National Children’s Bureau responds to Chancellor’s Budget 2018
Anna Feuchtwang, Chief Executive of the National Children’s Bureau, said:
‘After years of cuts, the services and support that children and young people rely on are at breaking point. While there are some individual proposals in today’s budget that we welcome, a piecemeal approach to the crisis will not deliver the change that children and young people so desperately need.
NCB is calling for children and young people to be put at the heart of next year’s spending review’.
‘It is simply unacceptable that up to three million children are at risk of going hungry during the school holidays[i], yet this is the reality in England today. The Chancellor has made welcome announcements on Universal Credit, but this cannot be a substitute for a strategy to reverse the year-on-year rises in child poverty.’
No solution to the crisis in children’s services
‘The gap between demand for children’s services and the resources available to local authorities is simply unsustainable. Last year, ninety children were taken into care every day – a record high[ii] - and local authorities overspent by £430 million[iii]. This is pushing local authorities to the brink of bankruptcy. £84 million to expand successful children's social care programmes will make a difference, but it will not be enough to tackle the unsustainable pressure on council budgets.’
The drivers of poor mental health left unaddressed
‘Greater investment in children and young people’s mental health services is positive. Currently fewer than a third of children and young people with a diagnosable mental health issue are getting access to NHS funded treatment[iv]. Investment in better services will make a difference, but it will not be enough to address the underlying drivers of poor mental health: poverty, abuse, neglect, unmet needs and exclusion.’

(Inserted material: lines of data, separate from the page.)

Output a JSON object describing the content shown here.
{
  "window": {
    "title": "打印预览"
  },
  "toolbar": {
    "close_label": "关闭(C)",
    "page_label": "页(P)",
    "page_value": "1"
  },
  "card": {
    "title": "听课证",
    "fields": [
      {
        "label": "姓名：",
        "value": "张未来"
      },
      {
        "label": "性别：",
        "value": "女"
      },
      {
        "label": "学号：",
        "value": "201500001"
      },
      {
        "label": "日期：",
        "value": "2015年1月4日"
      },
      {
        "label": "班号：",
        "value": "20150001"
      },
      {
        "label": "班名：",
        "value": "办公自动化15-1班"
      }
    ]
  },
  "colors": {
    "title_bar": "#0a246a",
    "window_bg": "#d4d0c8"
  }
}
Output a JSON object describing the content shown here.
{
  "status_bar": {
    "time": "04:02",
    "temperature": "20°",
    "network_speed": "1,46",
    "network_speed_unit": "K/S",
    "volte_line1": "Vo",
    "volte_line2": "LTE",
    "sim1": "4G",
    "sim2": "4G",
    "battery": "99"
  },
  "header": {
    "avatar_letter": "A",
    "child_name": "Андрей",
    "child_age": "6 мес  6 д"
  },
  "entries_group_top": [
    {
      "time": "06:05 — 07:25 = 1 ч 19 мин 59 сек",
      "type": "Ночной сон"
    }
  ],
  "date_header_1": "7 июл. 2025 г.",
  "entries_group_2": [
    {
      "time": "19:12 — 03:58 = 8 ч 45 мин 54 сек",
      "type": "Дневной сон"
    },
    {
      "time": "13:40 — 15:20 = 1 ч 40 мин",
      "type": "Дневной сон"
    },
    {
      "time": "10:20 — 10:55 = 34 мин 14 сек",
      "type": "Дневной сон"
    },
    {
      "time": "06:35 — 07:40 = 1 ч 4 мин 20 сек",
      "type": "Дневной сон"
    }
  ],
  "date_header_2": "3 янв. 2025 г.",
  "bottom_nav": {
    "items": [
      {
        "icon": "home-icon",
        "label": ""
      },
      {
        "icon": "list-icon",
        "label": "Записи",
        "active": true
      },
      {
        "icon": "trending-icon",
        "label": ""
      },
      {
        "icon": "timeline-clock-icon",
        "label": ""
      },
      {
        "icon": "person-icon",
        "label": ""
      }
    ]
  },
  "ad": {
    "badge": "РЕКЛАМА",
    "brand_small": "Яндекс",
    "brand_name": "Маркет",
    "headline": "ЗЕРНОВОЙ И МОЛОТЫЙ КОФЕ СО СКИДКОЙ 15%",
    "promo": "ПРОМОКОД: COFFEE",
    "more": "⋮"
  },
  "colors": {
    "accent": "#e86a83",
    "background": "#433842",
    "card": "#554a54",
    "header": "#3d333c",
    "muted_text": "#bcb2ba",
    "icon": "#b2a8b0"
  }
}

Unsustainable pressure on funding for children with SEND to continue
‘A one-off payment to schools to spend on buildings, is not enough to support a mainstream system that is increasingly unable to meet the needs of children with SEND.’
Notes to editors
For urgent enquiries out of office-hours call: 07721 097 033.
About the National Children’s Bureau
The National Children’s Bureau is a leading children’s charity working to build a better childhood for every child. We champion children’s right to be safe, secure and supported, by using evidence and our expert knowledge to influence government policy, and help practitioners to do the best job possible, especially for the most vulnerable and disadvantaged children and young people.
For more information visit www.ncb.org.uk
[i] Estimate from The All Party Parliamentary Group on Hunger, 2017, Hungry Holidays - A report on hunger amongst children during school holidays,
[ii] In England and Wales 32,810 children started to be looked after in 2016-17
Department for Education, 2017, Children looked after in England (including adoption), year ending 31 March 2017
[iii] Local Government Association (2017) Bright Futures
[iv] Government estimate for 2018/19 from Implementing The Five Year Forward View For Mental Health, 2016, NHS England https://www.england.nhs.uk/wp-content/uploads/2016/07/fyfv-mh.pdf